[Data records]

+--

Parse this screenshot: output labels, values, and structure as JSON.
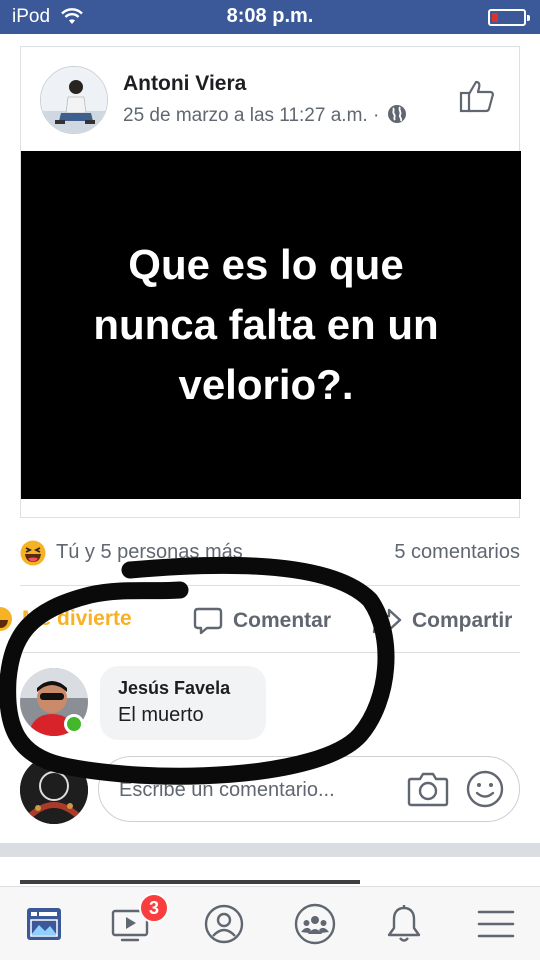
{
  "status_bar": {
    "carrier": "iPod",
    "time": "8:08 p.m."
  },
  "post": {
    "author": "Antoni Viera",
    "timestamp": "25 de marzo a las 11:27 a.m. ·",
    "privacy_icon": "globe-icon",
    "image_text": "Que es lo que nunca falta en un velorio?."
  },
  "reactions": {
    "summary": "Tú y 5 personas más",
    "comments_count": "5 comentarios"
  },
  "actions": {
    "react_label": "Me divierte",
    "comment_label": "Comentar",
    "share_label": "Compartir"
  },
  "comment": {
    "author": "Jesús Favela",
    "text": "El muerto"
  },
  "compose": {
    "placeholder": "Escribe un comentario..."
  },
  "bottom_nav": {
    "items": [
      "news-feed-icon",
      "watch-icon",
      "profile-icon",
      "groups-icon",
      "notifications-icon",
      "menu-icon"
    ],
    "watch_badge": "3"
  },
  "colors": {
    "facebook_blue": "#3b5998",
    "badge_red": "#fa3e3e",
    "haha_yellow": "#f7b125",
    "online_green": "#42b72a"
  }
}
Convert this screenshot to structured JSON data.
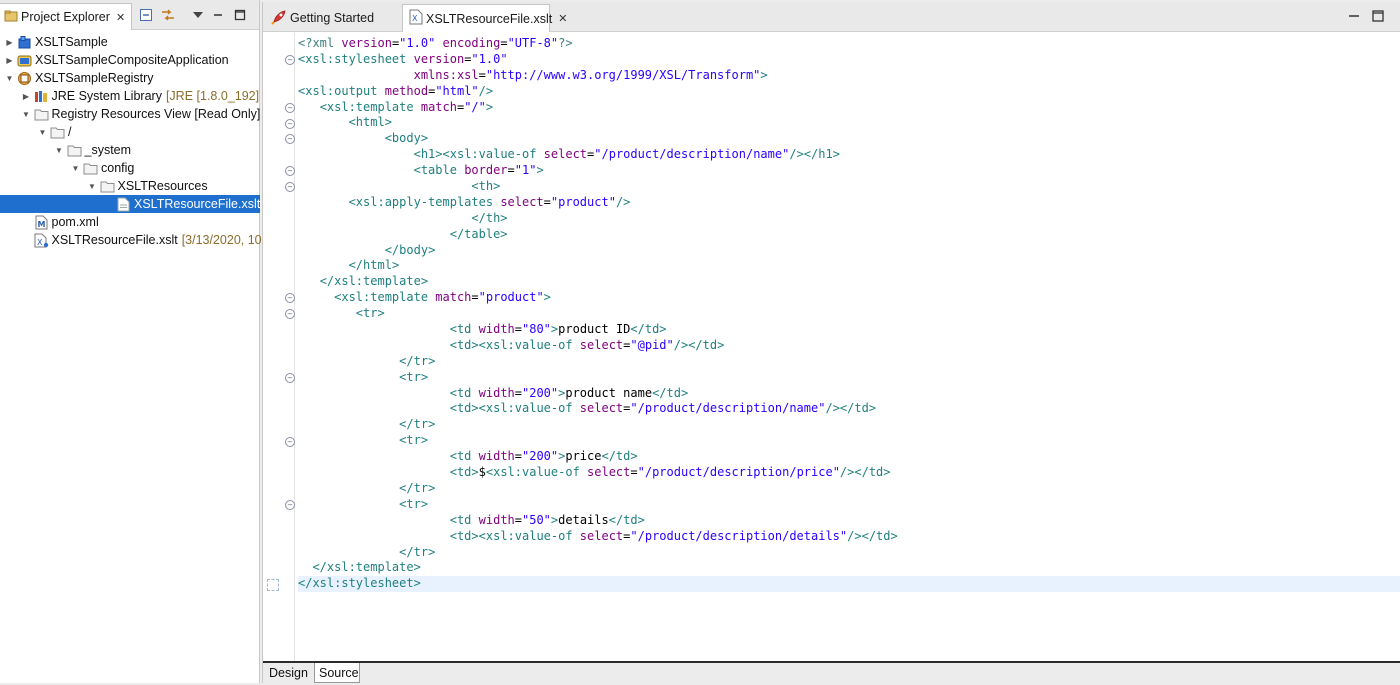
{
  "explorer": {
    "tab_label": "Project Explorer",
    "tree": [
      {
        "label": "XSLTSample",
        "suffix": "",
        "indent": 0,
        "twisty": "closed",
        "icon": "project-icon"
      },
      {
        "label": "XSLTSampleCompositeApplication",
        "suffix": "",
        "indent": 0,
        "twisty": "closed",
        "icon": "composite-app-icon"
      },
      {
        "label": "XSLTSampleRegistry",
        "suffix": "",
        "indent": 0,
        "twisty": "open",
        "icon": "registry-project-icon"
      },
      {
        "label": "JRE System Library",
        "suffix": "[JRE [1.8.0_192]",
        "indent": 1,
        "twisty": "closed",
        "icon": "library-icon"
      },
      {
        "label": "Registry Resources View [Read Only]",
        "suffix": "",
        "indent": 1,
        "twisty": "open",
        "icon": "folder-icon"
      },
      {
        "label": "/",
        "suffix": "",
        "indent": 2,
        "twisty": "open",
        "icon": "folder-icon"
      },
      {
        "label": "_system",
        "suffix": "",
        "indent": 3,
        "twisty": "open",
        "icon": "folder-icon"
      },
      {
        "label": "config",
        "suffix": "",
        "indent": 4,
        "twisty": "open",
        "icon": "folder-icon"
      },
      {
        "label": "XSLTResources",
        "suffix": "",
        "indent": 5,
        "twisty": "open",
        "icon": "folder-icon"
      },
      {
        "label": "XSLTResourceFile.xslt",
        "suffix": "",
        "indent": 6,
        "twisty": "none",
        "icon": "file-icon",
        "selected": true
      },
      {
        "label": "pom.xml",
        "suffix": "",
        "indent": 1,
        "twisty": "none",
        "icon": "maven-icon"
      },
      {
        "label": "XSLTResourceFile.xslt",
        "suffix": "[3/13/2020, 10",
        "indent": 1,
        "twisty": "none",
        "icon": "xslt-file-icon"
      }
    ]
  },
  "editor": {
    "tabs": [
      {
        "label": "Getting Started",
        "icon": "rocket-icon"
      },
      {
        "label": "XSLTResourceFile.xslt",
        "icon": "xslt-file-icon",
        "active": true
      }
    ],
    "bottom_tabs": [
      "Design",
      "Source"
    ],
    "lines": [
      "<?xml version=\"1.0\" encoding=\"UTF-8\"?>",
      "<xsl:stylesheet version=\"1.0\"",
      "                xmlns:xsl=\"http://www.w3.org/1999/XSL/Transform\">",
      "<xsl:output method=\"html\"/>",
      "   <xsl:template match=\"/\">",
      "       <html>",
      "            <body>",
      "                <h1><xsl:value-of select=\"/product/description/name\"/></h1>",
      "                <table border=\"1\">",
      "                        <th>",
      "       <xsl:apply-templates select=\"product\"/>",
      "                        </th>",
      "                     </table>",
      "            </body>",
      "       </html>",
      "   </xsl:template>",
      "     <xsl:template match=\"product\">",
      "        <tr>",
      "                     <td width=\"80\">product ID</td>",
      "                     <td><xsl:value-of select=\"@pid\"/></td>",
      "              </tr>",
      "              <tr>",
      "                     <td width=\"200\">product name</td>",
      "                     <td><xsl:value-of select=\"/product/description/name\"/></td>",
      "              </tr>",
      "              <tr>",
      "                     <td width=\"200\">price</td>",
      "                     <td>$<xsl:value-of select=\"/product/description/price\"/></td>",
      "              </tr>",
      "              <tr>",
      "                     <td width=\"50\">details</td>",
      "                     <td><xsl:value-of select=\"/product/description/details\"/></td>",
      "              </tr>",
      "  </xsl:template>",
      "</xsl:stylesheet>"
    ],
    "fold_lines": [
      1,
      4,
      5,
      6,
      8,
      9,
      16,
      17,
      21,
      25,
      29
    ]
  },
  "colors": {
    "tag": "#1f7f7f",
    "attribute": "#7f007f",
    "value": "#2a00ff",
    "selection": "#1f6fcf",
    "current_line": "#e8f2fe"
  }
}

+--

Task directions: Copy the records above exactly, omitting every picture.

Answer to the exercise:
Parse this screenshot: output labels, values, and structure as JSON.
{
  "status_bar": {
    "carrier": "iPod",
    "time": "8:08 p.m."
  },
  "post": {
    "author": "Antoni Viera",
    "timestamp": "25 de marzo a las 11:27 a.m. ·",
    "privacy_icon": "globe-icon",
    "image_text": "Que es lo que nunca falta en un velorio?."
  },
  "reactions": {
    "summary": "Tú y 5 personas más",
    "comments_count": "5 comentarios"
  },
  "actions": {
    "react_label": "Me divierte",
    "comment_label": "Comentar",
    "share_label": "Compartir"
  },
  "comment": {
    "author": "Jesús Favela",
    "text": "El muerto"
  },
  "compose": {
    "placeholder": "Escribe un comentario..."
  },
  "bottom_nav": {
    "items": [
      "news-feed-icon",
      "watch-icon",
      "profile-icon",
      "groups-icon",
      "notifications-icon",
      "menu-icon"
    ],
    "watch_badge": "3"
  },
  "colors": {
    "facebook_blue": "#3b5998",
    "badge_red": "#fa3e3e",
    "haha_yellow": "#f7b125",
    "online_green": "#42b72a"
  }
}
Convert this screenshot to structured JSON data.
{
  "explorer": {
    "tab_label": "Project Explorer",
    "tree": [
      {
        "label": "XSLTSample",
        "suffix": "",
        "indent": 0,
        "twisty": "closed",
        "icon": "project-icon"
      },
      {
        "label": "XSLTSampleCompositeApplication",
        "suffix": "",
        "indent": 0,
        "twisty": "closed",
        "icon": "composite-app-icon"
      },
      {
        "label": "XSLTSampleRegistry",
        "suffix": "",
        "indent": 0,
        "twisty": "open",
        "icon": "registry-project-icon"
      },
      {
        "label": "JRE System Library",
        "suffix": "[JRE [1.8.0_192]",
        "indent": 1,
        "twisty": "closed",
        "icon": "library-icon"
      },
      {
        "label": "Registry Resources View [Read Only]",
        "suffix": "",
        "indent": 1,
        "twisty": "open",
        "icon": "folder-icon"
      },
      {
        "label": "/",
        "suffix": "",
        "indent": 2,
        "twisty": "open",
        "icon": "folder-icon"
      },
      {
        "label": "_system",
        "suffix": "",
        "indent": 3,
        "twisty": "open",
        "icon": "folder-icon"
      },
      {
        "label": "config",
        "suffix": "",
        "indent": 4,
        "twisty": "open",
        "icon": "folder-icon"
      },
      {
        "label": "XSLTResources",
        "suffix": "",
        "indent": 5,
        "twisty": "open",
        "icon": "folder-icon"
      },
      {
        "label": "XSLTResourceFile.xslt",
        "suffix": "",
        "indent": 6,
        "twisty": "none",
        "icon": "file-icon",
        "selected": true
      },
      {
        "label": "pom.xml",
        "suffix": "",
        "indent": 1,
        "twisty": "none",
        "icon": "maven-icon"
      },
      {
        "label": "XSLTResourceFile.xslt",
        "suffix": "[3/13/2020, 10",
        "indent": 1,
        "twisty": "none",
        "icon": "xslt-file-icon"
      }
    ]
  },
  "editor": {
    "tabs": [
      {
        "label": "Getting Started",
        "icon": "rocket-icon"
      },
      {
        "label": "XSLTResourceFile.xslt",
        "icon": "xslt-file-icon",
        "active": true
      }
    ],
    "bottom_tabs": [
      "Design",
      "Source"
    ],
    "lines": [
      "<?xml version=\"1.0\" encoding=\"UTF-8\"?>",
      "<xsl:stylesheet version=\"1.0\"",
      "                xmlns:xsl=\"http://www.w3.org/1999/XSL/Transform\">",
      "<xsl:output method=\"html\"/>",
      "   <xsl:template match=\"/\">",
      "       <html>",
      "            <body>",
      "                <h1><xsl:value-of select=\"/product/description/name\"/></h1>",
      "                <table border=\"1\">",
      "                        <th>",
      "       <xsl:apply-templates select=\"product\"/>",
      "                        </th>",
      "                     </table>",
      "            </body>",
      "       </html>",
      "   </xsl:template>",
      "     <xsl:template match=\"product\">",
      "        <tr>",
      "                     <td width=\"80\">product ID</td>",
      "                     <td><xsl:value-of select=\"@pid\"/></td>",
      "              </tr>",
      "              <tr>",
      "                     <td width=\"200\">product name</td>",
      "                     <td><xsl:value-of select=\"/product/description/name\"/></td>",
      "              </tr>",
      "              <tr>",
      "                     <td width=\"200\">price</td>",
      "                     <td>$<xsl:value-of select=\"/product/description/price\"/></td>",
      "              </tr>",
      "              <tr>",
      "                     <td width=\"50\">details</td>",
      "                     <td><xsl:value-of select=\"/product/description/details\"/></td>",
      "              </tr>",
      "  </xsl:template>",
      "</xsl:stylesheet>"
    ],
    "fold_lines": [
      1,
      4,
      5,
      6,
      8,
      9,
      16,
      17,
      21,
      25,
      29
    ]
  },
  "colors": {
    "tag": "#1f7f7f",
    "attribute": "#7f007f",
    "value": "#2a00ff",
    "selection": "#1f6fcf",
    "current_line": "#e8f2fe"
  }
}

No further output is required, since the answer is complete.